[Requirement] Give back the data in full, with every line exact.

---------- Exercise inputs ----------

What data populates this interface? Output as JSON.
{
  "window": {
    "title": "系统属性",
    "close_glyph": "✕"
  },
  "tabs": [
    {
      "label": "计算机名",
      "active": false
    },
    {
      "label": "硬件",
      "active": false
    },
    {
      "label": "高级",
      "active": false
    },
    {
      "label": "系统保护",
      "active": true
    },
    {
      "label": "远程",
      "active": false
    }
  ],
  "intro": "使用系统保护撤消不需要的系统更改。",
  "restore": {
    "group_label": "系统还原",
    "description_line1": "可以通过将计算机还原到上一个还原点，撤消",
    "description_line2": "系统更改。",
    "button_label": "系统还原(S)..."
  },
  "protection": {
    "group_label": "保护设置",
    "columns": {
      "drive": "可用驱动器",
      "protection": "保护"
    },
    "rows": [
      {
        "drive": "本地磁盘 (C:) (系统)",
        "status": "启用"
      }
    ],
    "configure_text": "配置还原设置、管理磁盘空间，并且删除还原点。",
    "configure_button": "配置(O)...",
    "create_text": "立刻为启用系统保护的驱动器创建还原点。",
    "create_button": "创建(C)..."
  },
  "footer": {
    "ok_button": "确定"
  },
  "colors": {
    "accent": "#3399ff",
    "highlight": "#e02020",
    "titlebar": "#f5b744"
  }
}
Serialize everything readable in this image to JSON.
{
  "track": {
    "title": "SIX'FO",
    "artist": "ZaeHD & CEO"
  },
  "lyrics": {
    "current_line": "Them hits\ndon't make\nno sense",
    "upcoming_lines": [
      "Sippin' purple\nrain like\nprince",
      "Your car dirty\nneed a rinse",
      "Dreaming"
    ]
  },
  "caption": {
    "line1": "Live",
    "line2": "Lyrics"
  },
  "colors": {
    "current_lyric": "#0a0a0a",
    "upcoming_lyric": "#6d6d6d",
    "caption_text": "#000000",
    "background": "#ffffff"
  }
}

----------

[Written reply]
What data populates this interface? Output as JSON.
{
  "window": {
    "title": "系统属性",
    "close_glyph": "✕"
  },
  "tabs": [
    {
      "label": "计算机名",
      "active": false
    },
    {
      "label": "硬件",
      "active": false
    },
    {
      "label": "高级",
      "active": false
    },
    {
      "label": "系统保护",
      "active": true
    },
    {
      "label": "远程",
      "active": false
    }
  ],
  "intro": "使用系统保护撤消不需要的系统更改。",
  "restore": {
    "group_label": "系统还原",
    "description_line1": "可以通过将计算机还原到上一个还原点，撤消",
    "description_line2": "系统更改。",
    "button_label": "系统还原(S)..."
  },
  "protection": {
    "group_label": "保护设置",
    "columns": {
      "drive": "可用驱动器",
      "protection": "保护"
    },
    "rows": [
      {
        "drive": "本地磁盘 (C:) (系统)",
        "status": "启用"
      }
    ],
    "configure_text": "配置还原设置、管理磁盘空间，并且删除还原点。",
    "configure_button": "配置(O)...",
    "create_text": "立刻为启用系统保护的驱动器创建还原点。",
    "create_button": "创建(C)..."
  },
  "footer": {
    "ok_button": "确定"
  },
  "colors": {
    "accent": "#3399ff",
    "highlight": "#e02020",
    "titlebar": "#f5b744"
  }
}
Serialize everything readable in this image to JSON.
{
  "track": {
    "title": "SIX'FO",
    "artist": "ZaeHD & CEO"
  },
  "lyrics": {
    "current_line": "Them hits\ndon't make\nno sense",
    "upcoming_lines": [
      "Sippin' purple\nrain like\nprince",
      "Your car dirty\nneed a rinse",
      "Dreaming"
    ]
  },
  "caption": {
    "line1": "Live",
    "line2": "Lyrics"
  },
  "colors": {
    "current_lyric": "#0a0a0a",
    "upcoming_lyric": "#6d6d6d",
    "caption_text": "#000000",
    "background": "#ffffff"
  }
}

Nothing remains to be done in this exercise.